Over the past two years, I’ve worked in two different systems with radically different approaches to filtering, so I’ve seen first-hand how those policies affect students.

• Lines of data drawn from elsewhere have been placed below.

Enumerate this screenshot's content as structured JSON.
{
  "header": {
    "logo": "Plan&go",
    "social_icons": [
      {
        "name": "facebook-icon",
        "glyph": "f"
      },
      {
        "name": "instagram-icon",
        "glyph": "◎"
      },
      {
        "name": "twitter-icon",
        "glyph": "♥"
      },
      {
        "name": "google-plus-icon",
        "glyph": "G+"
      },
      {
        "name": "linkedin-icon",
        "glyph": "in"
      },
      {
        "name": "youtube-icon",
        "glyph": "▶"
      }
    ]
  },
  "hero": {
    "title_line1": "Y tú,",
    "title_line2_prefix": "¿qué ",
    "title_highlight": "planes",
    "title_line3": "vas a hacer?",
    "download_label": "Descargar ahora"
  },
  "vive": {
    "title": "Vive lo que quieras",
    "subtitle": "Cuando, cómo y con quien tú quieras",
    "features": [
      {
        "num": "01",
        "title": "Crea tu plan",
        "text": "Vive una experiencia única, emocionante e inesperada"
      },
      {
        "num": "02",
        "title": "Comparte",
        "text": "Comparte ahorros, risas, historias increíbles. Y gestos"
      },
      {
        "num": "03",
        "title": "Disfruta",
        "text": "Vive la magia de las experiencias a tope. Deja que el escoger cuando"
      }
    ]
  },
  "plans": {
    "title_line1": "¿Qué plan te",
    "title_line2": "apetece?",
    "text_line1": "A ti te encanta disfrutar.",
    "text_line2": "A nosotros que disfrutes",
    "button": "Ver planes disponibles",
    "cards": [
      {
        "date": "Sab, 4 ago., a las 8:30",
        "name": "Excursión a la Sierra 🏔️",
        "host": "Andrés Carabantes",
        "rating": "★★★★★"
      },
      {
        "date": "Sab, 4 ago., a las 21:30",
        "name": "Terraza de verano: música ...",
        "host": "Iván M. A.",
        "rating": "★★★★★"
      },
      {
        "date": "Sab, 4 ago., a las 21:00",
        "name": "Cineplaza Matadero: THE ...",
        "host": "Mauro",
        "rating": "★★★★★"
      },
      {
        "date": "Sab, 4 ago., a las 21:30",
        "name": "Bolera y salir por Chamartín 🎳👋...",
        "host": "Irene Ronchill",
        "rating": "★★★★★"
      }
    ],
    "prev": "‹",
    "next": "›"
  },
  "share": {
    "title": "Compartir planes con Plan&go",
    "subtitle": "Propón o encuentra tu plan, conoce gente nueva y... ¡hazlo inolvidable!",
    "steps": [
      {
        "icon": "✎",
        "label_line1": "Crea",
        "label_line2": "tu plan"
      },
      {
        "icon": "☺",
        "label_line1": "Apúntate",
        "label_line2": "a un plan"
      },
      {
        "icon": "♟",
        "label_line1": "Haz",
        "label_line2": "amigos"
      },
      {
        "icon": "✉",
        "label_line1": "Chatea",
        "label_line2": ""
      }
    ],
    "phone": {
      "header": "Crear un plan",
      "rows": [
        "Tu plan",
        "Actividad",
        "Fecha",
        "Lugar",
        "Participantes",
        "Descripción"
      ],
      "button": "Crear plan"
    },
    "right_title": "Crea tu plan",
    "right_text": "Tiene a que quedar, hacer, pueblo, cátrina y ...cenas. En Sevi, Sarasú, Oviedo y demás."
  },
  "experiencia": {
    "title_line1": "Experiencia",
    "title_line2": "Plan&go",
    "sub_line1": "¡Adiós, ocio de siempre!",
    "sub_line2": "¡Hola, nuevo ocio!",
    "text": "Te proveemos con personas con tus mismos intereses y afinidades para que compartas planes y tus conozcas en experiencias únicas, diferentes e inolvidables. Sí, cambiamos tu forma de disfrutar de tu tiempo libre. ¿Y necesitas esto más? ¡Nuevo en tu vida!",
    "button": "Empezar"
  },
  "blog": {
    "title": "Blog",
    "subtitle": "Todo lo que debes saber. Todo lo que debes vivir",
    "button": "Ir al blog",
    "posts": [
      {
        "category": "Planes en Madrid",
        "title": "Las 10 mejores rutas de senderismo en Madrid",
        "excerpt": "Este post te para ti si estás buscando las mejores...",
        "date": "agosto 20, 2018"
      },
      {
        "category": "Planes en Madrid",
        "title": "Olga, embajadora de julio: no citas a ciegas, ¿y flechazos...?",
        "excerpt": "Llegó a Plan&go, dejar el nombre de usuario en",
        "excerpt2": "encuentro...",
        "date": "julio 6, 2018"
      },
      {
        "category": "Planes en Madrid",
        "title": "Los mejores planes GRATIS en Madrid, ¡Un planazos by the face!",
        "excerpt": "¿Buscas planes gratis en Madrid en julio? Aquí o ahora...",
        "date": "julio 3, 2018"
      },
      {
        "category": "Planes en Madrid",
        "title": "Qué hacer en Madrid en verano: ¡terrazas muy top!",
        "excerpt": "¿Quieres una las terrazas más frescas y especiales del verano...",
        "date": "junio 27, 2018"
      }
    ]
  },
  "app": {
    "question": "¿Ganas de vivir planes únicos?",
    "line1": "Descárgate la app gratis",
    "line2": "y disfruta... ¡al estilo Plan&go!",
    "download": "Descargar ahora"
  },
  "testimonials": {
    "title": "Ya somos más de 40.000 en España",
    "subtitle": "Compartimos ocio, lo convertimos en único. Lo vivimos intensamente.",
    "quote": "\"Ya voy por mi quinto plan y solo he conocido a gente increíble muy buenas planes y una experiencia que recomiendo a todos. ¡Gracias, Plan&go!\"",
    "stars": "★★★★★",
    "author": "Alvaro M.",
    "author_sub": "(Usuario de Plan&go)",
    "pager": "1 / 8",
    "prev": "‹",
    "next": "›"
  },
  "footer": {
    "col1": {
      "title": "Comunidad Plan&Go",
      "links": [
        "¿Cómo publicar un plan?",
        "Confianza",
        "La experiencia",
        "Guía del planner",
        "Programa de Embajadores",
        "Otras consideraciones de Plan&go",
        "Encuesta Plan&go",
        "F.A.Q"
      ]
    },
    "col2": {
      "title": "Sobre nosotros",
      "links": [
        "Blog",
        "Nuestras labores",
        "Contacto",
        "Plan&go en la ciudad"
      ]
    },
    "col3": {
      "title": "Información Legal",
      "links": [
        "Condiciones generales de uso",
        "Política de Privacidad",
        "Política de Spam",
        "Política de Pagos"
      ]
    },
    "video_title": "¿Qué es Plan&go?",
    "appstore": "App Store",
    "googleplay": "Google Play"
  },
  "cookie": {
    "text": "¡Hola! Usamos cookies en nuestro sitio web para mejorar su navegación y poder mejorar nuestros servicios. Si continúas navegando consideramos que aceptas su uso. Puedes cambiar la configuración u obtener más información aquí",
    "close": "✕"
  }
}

The first district blocked student access to almost all social sites, including email. The irony was that, in that system, the technology department chose the less-expensive option of blocking only sites whose URL began with “http:”, so students could quickly bypass the filter by adding an “s” to any site requiring a secure login for social access. It was a trick every student knew, along with using the generic logins from our feeder schools to circumvent the individual logins they were supposed to use for network access in high school. Meanwhile, the home pages on all the library computers were set to the MSN portal as a default homepage, which happened to be blocked. So every single time a student launched a broswer, they were confronted with a filter right out of the gate. Not the friendliest way to access library technology… plus there was the wrinkle that students who needed access to email to register for standardized tests, apply for colleges or jobs, or communicate with potential employers or higher education institutions were thwarted unless they were willing to “work around” it.
The filtering was often illogical, and I saw plenty of objectionable content which made it through. And, should a student try to log in to a site that was blocked, that site would be blocked for an hour on that computer, regardless of login. So, if a student tried to access gmail and was blocked, the teacher who sat at the computer minutes later wouldn’t be able to get to gmail, either, under their own login. And the filter blocked all sorts of other sites. A student from making a puzzle to assess his classes’ understanding, a required component of a presentation assignment, picture below. Note that the objectionable category is “Education.”
At the system where I’m working now, I can confidently say that filtering is not an impediment to effective communication or to learning. I’ve encountered only a handful of blocked sites. GoodReads was filtered out last year, but this year it’s not. Facebook is blocked, and even links to fb are blacked out. I’m not sure why. There are Twitter enthusiasts among administration, and the use of that site is downright encouraged.
Apart from Facebook, I can count the time I’ve seen filters trip. Occasionally, the filter will trip when I mistype an address in my browser address bar, saving me from malware. I had a student researching legal issues related to child sexual abuse in the Code of Alabama get blocked, mid-research, probably because of the search terms she was using. Once in a while, an image in my RSS reader, almost always a piece of artwork from Rookie, is filtered.
At any hour, students are viewing YouTube videos on library machines, perusing Pinterest, emailing their teachers and college admissions officers and military recruiters — all activities that would have to be carried our, sub rosa, in my last school. We aren’t plagued with viruses or inexplicable bandwidth issues here. Our students learn how to use Dropbox, email attachments, and convert file formats in organic ways.
The relationship between technology departments and libraries and indeed classrooms seems ideal — to support, not impede, instruction.